Behaviour reports allow us to understand the performance of our pages and make relevant changes to enhance our visitor’s experience so that they stay on our site and complete our desired goals. Most of the time we will want our visitors to stay on our pages for longer but there are certain pages we don’t want our visitors to stay on for too long such as the checkout page. If our visitors are staying on our checkout page for a long time this might indicate they are having second thoughts about making a purchase so we should try to decrease this by making our checkout system simple, persuasive and fast.

Conversions reports

Getting lots of traffic to our site is great but if none of this traffic is resulting in conversions our business will not get very far, Conversions reports allow us to keep track of our goals, our sales and how conversations were achieved.

The first section of conversion reports is Goals which allows us to track our goals that we have set for our website. If you’d like to learn how to set a goal check out my blog post on Setting Goals in Google Analytics. Through these reports, we can see what page the goal was achieved on, what pages were visited before the goal was achieved and visualisations of the steps taken by our visitor. A common goal visualisation would be the checkout process and from these reports, we can see how many users went through the whole process and how many abandoned and at what stage they left.

The next section is E-commerce which is used to track orders and revenue. To get e-commerce tracking you’ll need to enable e-commerce from the Admin panel and then Google will start bringing the data in to analyse. Through these reports, we can see our individual product performance, a breakdown of our sales and data on how long our visitors took to make a purchase. We can also enable enhanced e-commerce tracking which gives us even more in-depth information about our visitors behaviour such as adding and removing items from their basket, average order values, refunds and more.

Finally we have the Multi-Channel Funnels section. Multi-Channel Funnels give us more information on how previous referrals and searches helped to contribute to a sale.

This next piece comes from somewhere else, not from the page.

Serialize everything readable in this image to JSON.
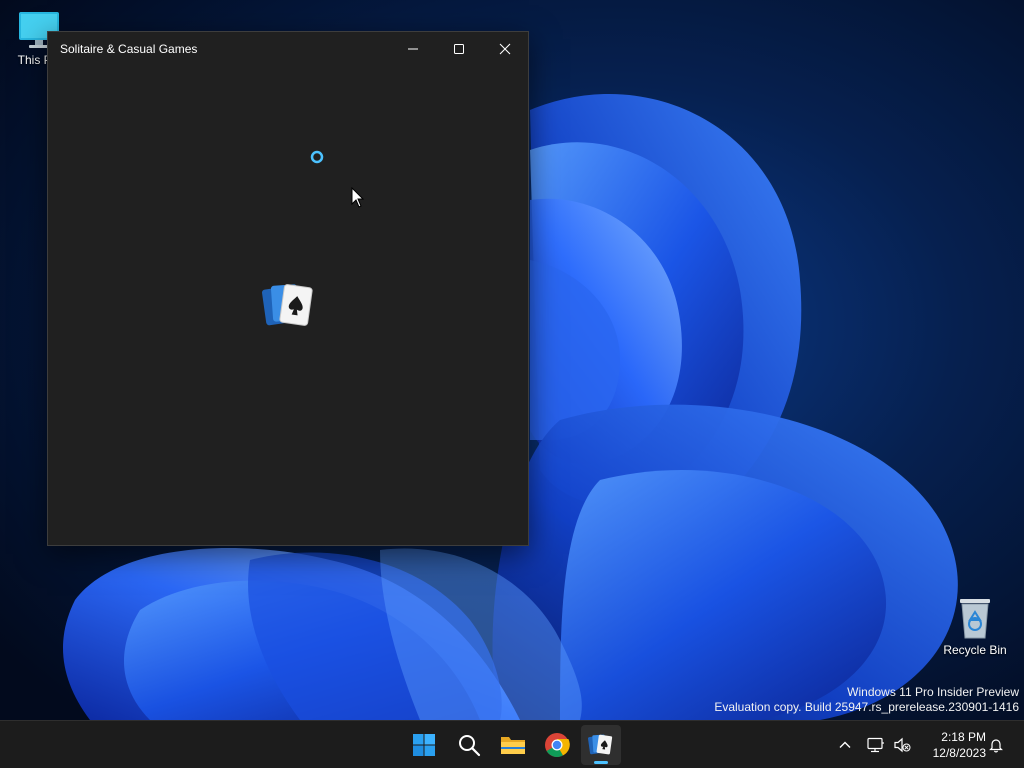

Google Analytics typically credits the last action of the visitor to the success of the completed conversion but visitors don’t usually make a conversion on their first visit to a site, they may make multiple visits before making a purchase. For example, they may see your product on your website after clicking on a search result from Google, leave your site to do some research and compare prices elsewhere and then come back to make the purchase. Multi-Channel Funnels allow us to see the full path our visitors have taken up to the point of conversation which gives us a better understanding of how our website is being used.


So that’s a basic look into the default reports that Google Analytics gives us when we first start. There’s a report for almost everything and they are all very customizable so can be tailored to your specific needs. Even if you aren’t big of data analysis the way Google has displayed and rendered these reports are very interesting and the graphs help visualize the data so that everyone can understand what it all means. I highly recommend going through each report and taking a little bit of time to understand what they are all for because they are extremely powerful tools that if understood can really boost your business, increase conversions and help you better understand your website’s visitors.

Leave a Comment

Your email address will not be published. Required fields are marked *

Share via
Copy link
Powered by Social Snap